What is being asked:
The answer must be the full data, restated word for word, with no pictures in it.

Component data from apps and pages:
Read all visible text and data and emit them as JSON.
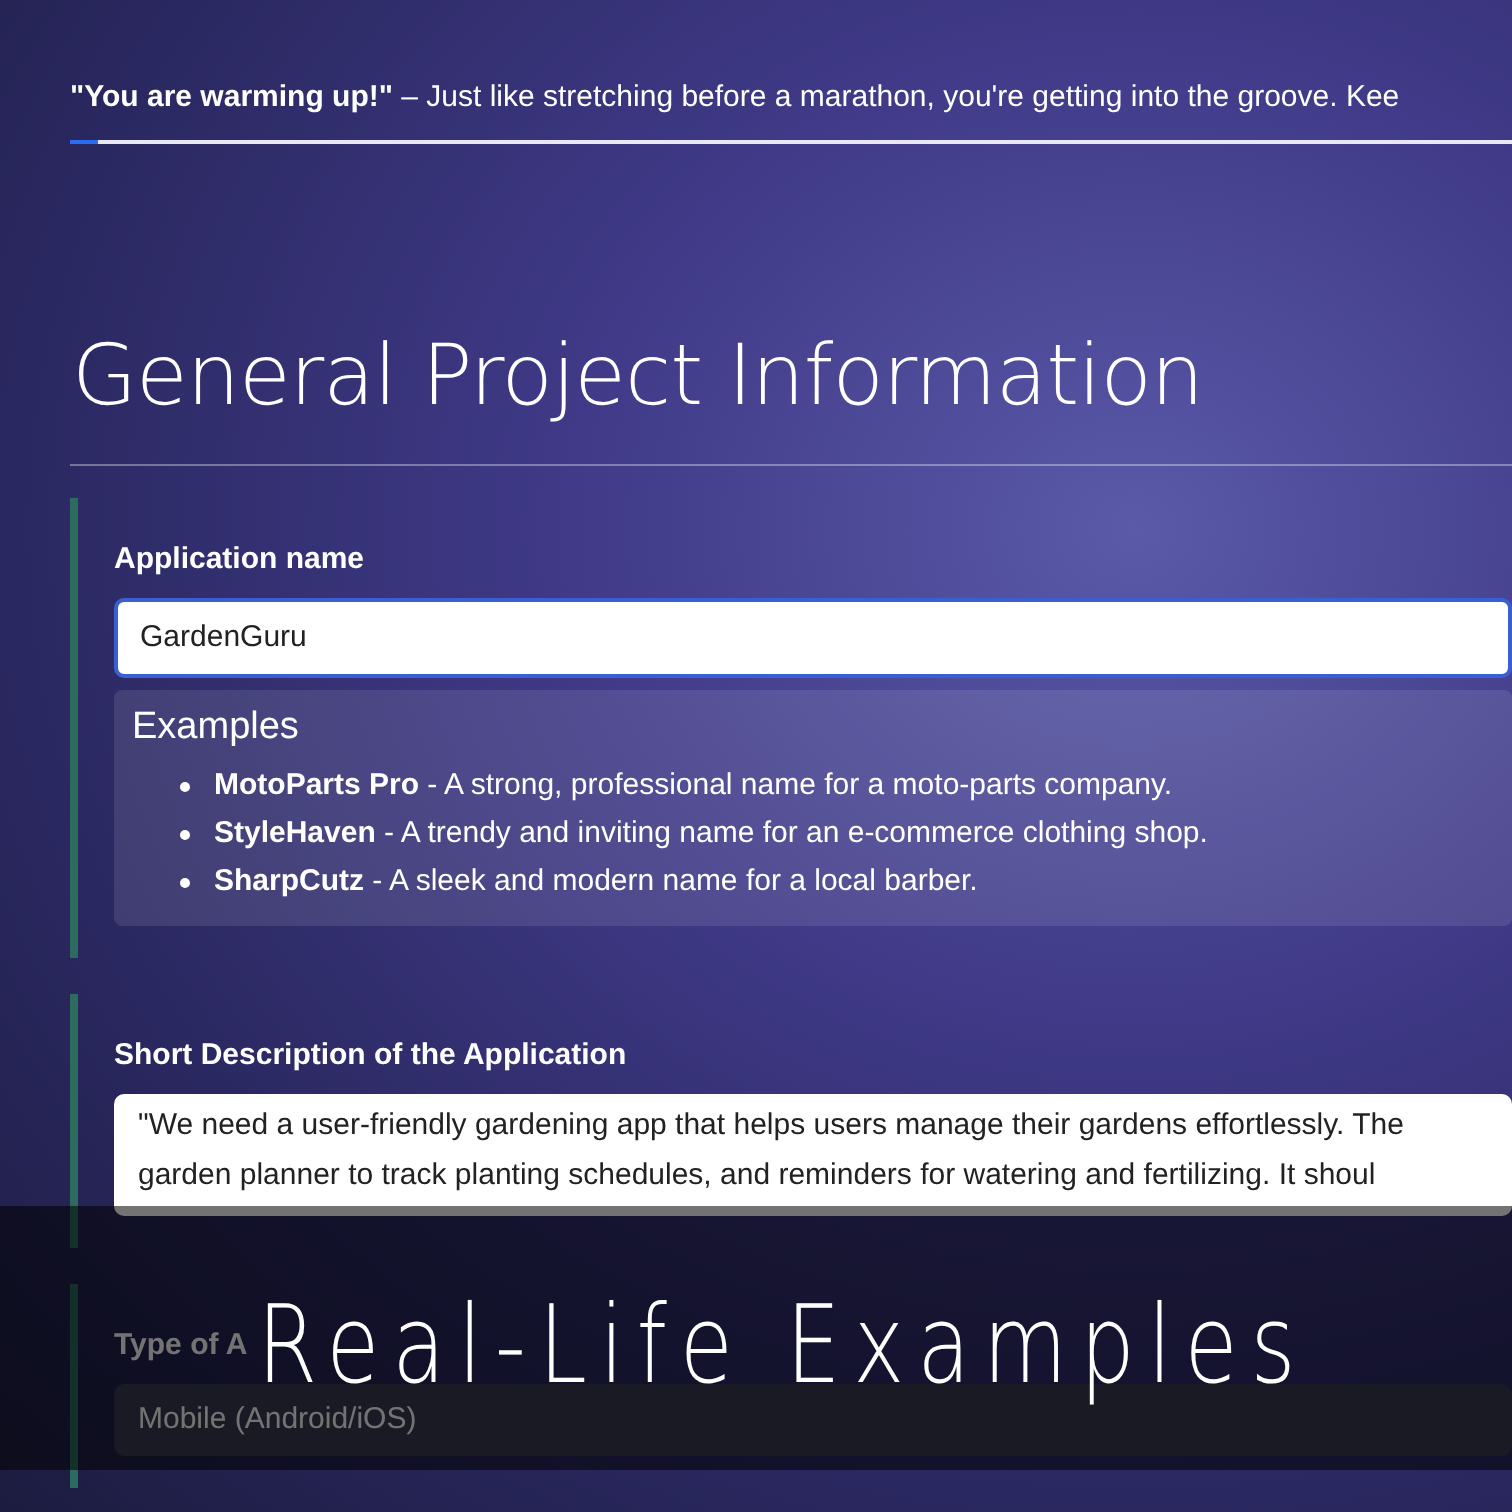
{
  "progress_message": "**\"You are warming up!\"** – Just like stretching before a marathon, you're getting into the groove. Kee",
  "progress": {
    "level": 0.02
  },
  "heading": "General Project Information",
  "sections": [
    {
      "kind": "input",
      "label": "Application name",
      "value": "GardenGuru",
      "focused": true,
      "examples": {
        "title": "Examples",
        "items": [
          "**MotoParts Pro** - A strong, professional name for a moto-parts company.",
          "**StyleHaven** - A trendy and inviting name for an e-commerce clothing shop.",
          "**SharpCutz** - A sleek and modern name for a local barber."
        ]
      }
    },
    {
      "kind": "textarea",
      "label": "Short Description of the Application",
      "lines": [
        "\"We need a user-friendly gardening app that helps users manage their gardens effortlessly. The",
        "garden planner to track planting schedules, and reminders for watering and fertilizing. It shoul"
      ]
    },
    {
      "kind": "select",
      "label": "Type of A",
      "value": "Mobile (Android/iOS)"
    }
  ],
  "banner": {
    "title": "Real-Life Examples"
  }
}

Task output:
Read all visible text and data and emit them as JSON.
{
  "progress_message": "**\"You are warming up!\"** – Just like stretching before a marathon, you're getting into the groove. Kee",
  "progress": {
    "level": 0.02
  },
  "heading": "General Project Information",
  "sections": [
    {
      "kind": "input",
      "label": "Application name",
      "value": "GardenGuru",
      "focused": true,
      "examples": {
        "title": "Examples",
        "items": [
          "**MotoParts Pro** - A strong, professional name for a moto-parts company.",
          "**StyleHaven** - A trendy and inviting name for an e-commerce clothing shop.",
          "**SharpCutz** - A sleek and modern name for a local barber."
        ]
      }
    },
    {
      "kind": "textarea",
      "label": "Short Description of the Application",
      "lines": [
        "\"We need a user-friendly gardening app that helps users manage their gardens effortlessly. The",
        "garden planner to track planting schedules, and reminders for watering and fertilizing. It shoul"
      ]
    },
    {
      "kind": "select",
      "label": "Type of A",
      "value": "Mobile (Android/iOS)"
    }
  ],
  "banner": {
    "title": "Real-Life Examples"
  }
}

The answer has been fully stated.